▶ **WORK ORDER**:
In the records that follow, find each line with "username" and pull it out.

▶ **RECORDS SUPPLIED**:
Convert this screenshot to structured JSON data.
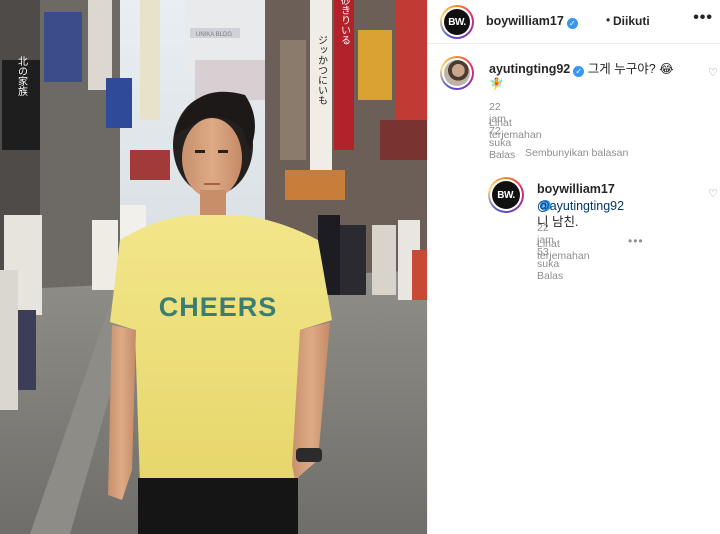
{
  "post": {
    "author": "boywilliam17",
    "avatar_text": "BW.",
    "follow_status": "Diikuti",
    "separator": "•",
    "more_icon": "more-horizontal-icon",
    "photo": {
      "shirt_text": "CHEERS",
      "sign_left": "北の家族",
      "sign_banner": "UNIKA BLDG",
      "sign_vertical_1": "ジッかつにいも",
      "sign_vertical_2": "砂きりいる"
    }
  },
  "comments": [
    {
      "username": "ayutingting92",
      "text": "그게 누구야? 😂",
      "emoji_line": "🧚",
      "time": "22 jam",
      "likes": "72 suka",
      "reply": "Balas",
      "translate": "Lihat terjemahan"
    }
  ],
  "replies_toggle": "Sembunyikan balasan",
  "replies": [
    {
      "username": "boywilliam17",
      "avatar_text": "BW.",
      "mention": "@ayutingting92",
      "text": " 니 남친.",
      "time": "22 jam",
      "likes": "53 suka",
      "reply": "Balas",
      "more": "•••",
      "translate": "Lihat terjemahan"
    }
  ],
  "colors": {
    "verified": "#3897f0",
    "muted": "#8e8e8e",
    "mention": "#00376b",
    "shirt": "#efe27a",
    "shirt_text": "#3c7d73"
  }
}
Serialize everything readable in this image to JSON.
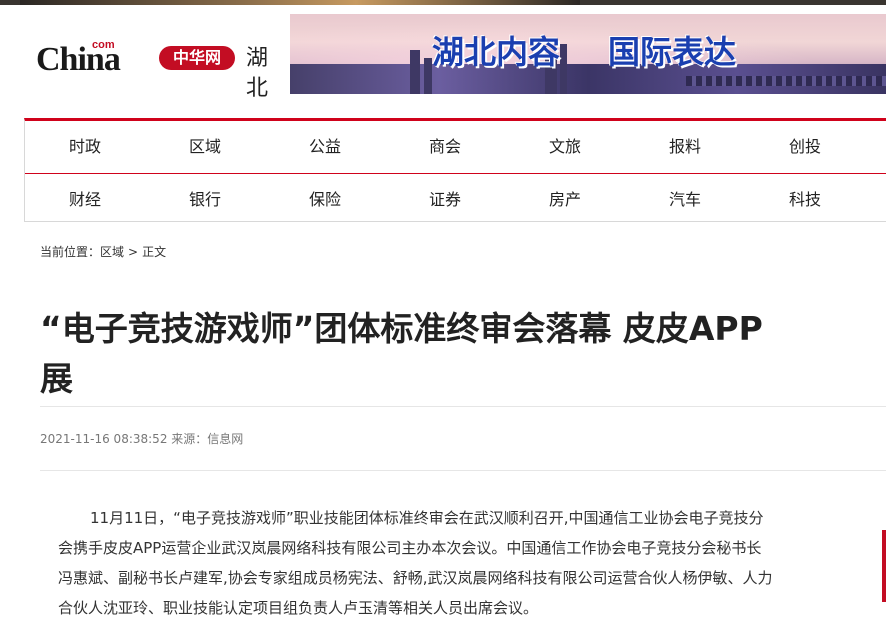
{
  "header": {
    "logo": {
      "china": "China",
      "com": "com",
      "brand": "中华网",
      "region": "湖北"
    },
    "banner": {
      "left_text": "湖北内容",
      "right_text": "国际表达"
    }
  },
  "nav": {
    "row1": [
      "时政",
      "区域",
      "公益",
      "商会",
      "文旅",
      "报料",
      "创投"
    ],
    "row2": [
      "财经",
      "银行",
      "保险",
      "证券",
      "房产",
      "汽车",
      "科技"
    ]
  },
  "breadcrumb": {
    "prefix": "当前位置：",
    "section": "区域",
    "sep": ">",
    "current": "正文"
  },
  "article": {
    "title_line1": "“电子竞技游戏师”团体标准终审会落幕 皮皮APP",
    "title_line2": "展",
    "meta": "2021-11-16 08:38:52 来源：信息网",
    "body_lines": [
      "11月11日，“电子竞技游戏师”职业技能团体标准终审会在武汉顺利召开,中国通信工业协会电子竞技分",
      "会携手皮皮APP运营企业武汉岚晨网络科技有限公司主办本次会议。中国通信工作协会电子竞技分会秘书长",
      "冯惠斌、副秘书长卢建军,协会专家组成员杨宪法、舒畅,武汉岚晨网络科技有限公司运营合伙人杨伊敏、人力",
      "合伙人沈亚玲、职业技能认定项目组负责人卢玉清等相关人员出席会议。"
    ]
  },
  "colors": {
    "accent": "#d0021b",
    "brand": "#c30d23",
    "banner_text": "#1a3fb0"
  }
}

▶ **EXERCISE RESULT**:
      "username": "ayutingting92",
      "username": "boywilliam17",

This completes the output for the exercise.